Imagine how Martha and Mary must have felt as their brother, Lazarus, lay dying from illness. This brother who had been their playmate, their friend, and their provider was dying. They would be all alone in the world without him. At that time, women had no legal rights. Their status in society was completely dependent on the men in their lives. Without Lazarus they would become homeless and poor.
They must have lovingly cared for him doing everything they could to cure him and to ease his suffering. There must have been long watches by the bedside as they each took their turns caring for his every need as he slipped away from them. The despair must have been unbearable. The anger must have been consuming. Where was Jesus? The message had been sent out days ago. If Jesus would only get here in time, everything would be made well.
Jesus doesn’t get there in time. Mary and Martha pray and fight and rail against death. They do everything right, but it cannot be stopped. They watch him slowly drift out of the realm of the living, and Jesus doesn’t come. Four days go by and Jesus doesn’t come. They have the funeral and their beloved Lazarus is sealed in the tomb. They could not control death. They could not control Jesus.
Jesus does come, and the first thing out of both women’s mouths to him is, “If you had been here, my brother would not have died.” The anger and hopelessness are thinly veiled. Jesus hears this from Martha and looks her in the eye saying, “I am the resurrection and the life. Do you believe this?” What does Martha see in the eyes of Jesus? What does she hear in his voice? She sees love and hope. She hears the Word of God creating faith in her very soul. She confesses, “Yes, Lord, I believe.”
Jesus goes to the tomb and weeps. He grieves over the loss of one so precious. He grieves over the pain and anguish he sees around him. Death will not have the last word. Death can be controlled. Death will lose its sting. Emmanuel! God is with us! Jesus cries out in a loud voice, “Lazarus! Come out!” The dead man comes out of death and into life. Despair is replaced with hope. Grieving is replaced with rejoicing. God in Christ conquers death and the grave.
Dan Headrick, our Treasurer at the Lutheran University, died suddenly a week ago today from heart failure. It was such a shock. “No, but wait…” I thought, “this cannot be. I just saw him. I didn’t get to say good-bye. What happened? What could have been done differently?” Death is still no respecter of feelings or circumstances. It hits us hard. We are not in control. But we give thanks to God because of Emmanuel—God is with us. Death does not have the last word. God in Christ has the last word and that word is “Life!” “Come out!” Jesus cries out to each of us, “Death has no power over you!”

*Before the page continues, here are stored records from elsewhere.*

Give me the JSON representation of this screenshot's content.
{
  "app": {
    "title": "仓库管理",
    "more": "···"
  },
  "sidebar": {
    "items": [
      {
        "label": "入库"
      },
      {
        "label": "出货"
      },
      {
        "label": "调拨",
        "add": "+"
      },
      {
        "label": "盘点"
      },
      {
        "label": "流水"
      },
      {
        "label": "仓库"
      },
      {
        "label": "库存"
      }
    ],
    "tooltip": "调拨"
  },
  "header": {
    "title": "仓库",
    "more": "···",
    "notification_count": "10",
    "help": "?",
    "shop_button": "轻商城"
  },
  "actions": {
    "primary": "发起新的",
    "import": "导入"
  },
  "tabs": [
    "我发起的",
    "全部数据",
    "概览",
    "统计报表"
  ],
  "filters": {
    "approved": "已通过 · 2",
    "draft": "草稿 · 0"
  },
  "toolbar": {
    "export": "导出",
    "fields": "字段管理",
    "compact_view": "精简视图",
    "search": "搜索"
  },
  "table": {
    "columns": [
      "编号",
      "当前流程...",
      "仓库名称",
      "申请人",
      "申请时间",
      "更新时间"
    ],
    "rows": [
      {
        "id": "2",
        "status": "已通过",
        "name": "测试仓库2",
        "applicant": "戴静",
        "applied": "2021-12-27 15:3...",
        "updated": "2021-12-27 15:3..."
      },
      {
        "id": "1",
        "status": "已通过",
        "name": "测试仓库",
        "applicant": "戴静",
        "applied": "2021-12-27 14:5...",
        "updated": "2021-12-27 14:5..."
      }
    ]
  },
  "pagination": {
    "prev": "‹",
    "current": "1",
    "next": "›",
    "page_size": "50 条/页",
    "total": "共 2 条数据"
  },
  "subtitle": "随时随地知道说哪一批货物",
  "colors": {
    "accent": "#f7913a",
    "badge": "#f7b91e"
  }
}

Pray in the midst of despair and loss for the assurance of God’s love and life in Christ for you and for all.